Source records
= = = =
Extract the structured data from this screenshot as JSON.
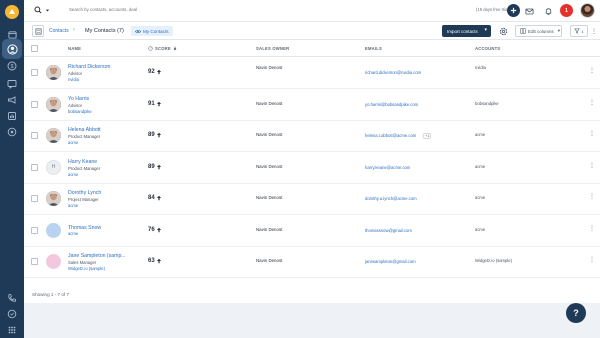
{
  "app": {
    "trial_text": "(19 days free trial)",
    "notification_count": "1",
    "help_label": "?"
  },
  "search": {
    "placeholder": "Search by contacts, accounts, deal"
  },
  "breadcrumb": {
    "root": "Contacts",
    "separator": "›",
    "title": "My Contacts (7)",
    "view_chip": "My Contacts"
  },
  "toolbar": {
    "import_label": "Import contacts",
    "edit_columns_label": "Edit columns",
    "filter_count": "1"
  },
  "table": {
    "headers": {
      "name": "NAME",
      "score": "SCORE",
      "owner": "SALES OWNER",
      "emails": "EMAILS",
      "accounts": "ACCOUNTS"
    },
    "rows": [
      {
        "name": "Richard Dickerson",
        "title": "Advisor",
        "company": "nvidia",
        "score": "92",
        "trend": "up",
        "owner": "Navin Denost",
        "email": "richard.dickerson@nvidia.com",
        "email_more": "",
        "account": "nvidia",
        "avatar_type": "photo",
        "avatar_color": "#4d3b32",
        "initial": ""
      },
      {
        "name": "Yo Harris",
        "title": "Advisor",
        "company": "bobsandpike",
        "score": "91",
        "trend": "up",
        "owner": "Navin Denost",
        "email": "yo.harris@bobsandpike.com",
        "email_more": "",
        "account": "bobsandpike",
        "avatar_type": "photo",
        "avatar_color": "#3b2f2a",
        "initial": ""
      },
      {
        "name": "Helena Abbott",
        "title": "Product Manager",
        "company": "acme",
        "score": "89",
        "trend": "up",
        "owner": "Navin Denost",
        "email": "helena.t.abbott@acme.com",
        "email_more": "+1",
        "account": "acme",
        "avatar_type": "photo",
        "avatar_color": "#6d6560",
        "initial": ""
      },
      {
        "name": "Harry Keane",
        "title": "Product Manager",
        "company": "acme",
        "score": "89",
        "trend": "up",
        "owner": "Navin Denost",
        "email": "harry.keane@acme.com",
        "email_more": "",
        "account": "acme",
        "avatar_type": "initial",
        "avatar_color": "#eceff2",
        "initial": "H"
      },
      {
        "name": "Dorothy Lynch",
        "title": "Project Manager",
        "company": "acme",
        "score": "84",
        "trend": "up",
        "owner": "Navin Denost",
        "email": "dorothy.a.lynch@acme.com",
        "email_more": "",
        "account": "acme",
        "avatar_type": "photo",
        "avatar_color": "#8a5a3c",
        "initial": ""
      },
      {
        "name": "Thomas Snow",
        "title": "",
        "company": "acme",
        "score": "76",
        "trend": "up",
        "owner": "Navin Denost",
        "email": "thomassnow@gmail.com",
        "email_more": "",
        "account": "acme",
        "avatar_type": "color",
        "avatar_color": "#b9d3f1",
        "initial": ""
      },
      {
        "name": "Jane Sampleton (samp...",
        "title": "Sales Manager",
        "company": "Widgetz.io (sample)",
        "score": "63",
        "trend": "up",
        "owner": "Navin Denost",
        "email": "janesampleton@gmail.com",
        "email_more": "",
        "account": "Widgetz.io (sample)",
        "avatar_type": "color",
        "avatar_color": "#f2c8de",
        "initial": ""
      }
    ]
  },
  "footer": {
    "showing_text": "Showing 1 - 7 of 7"
  },
  "colors": {
    "sidebar": "#1f3a57",
    "accent_link": "#2c6fc0",
    "notification": "#e5302b",
    "logo": "#f4b733"
  }
}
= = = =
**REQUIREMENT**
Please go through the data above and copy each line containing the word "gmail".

**TASK SOLUTION**
        "email": "thomassnow@gmail.com",
        "email": "janesampleton@gmail.com",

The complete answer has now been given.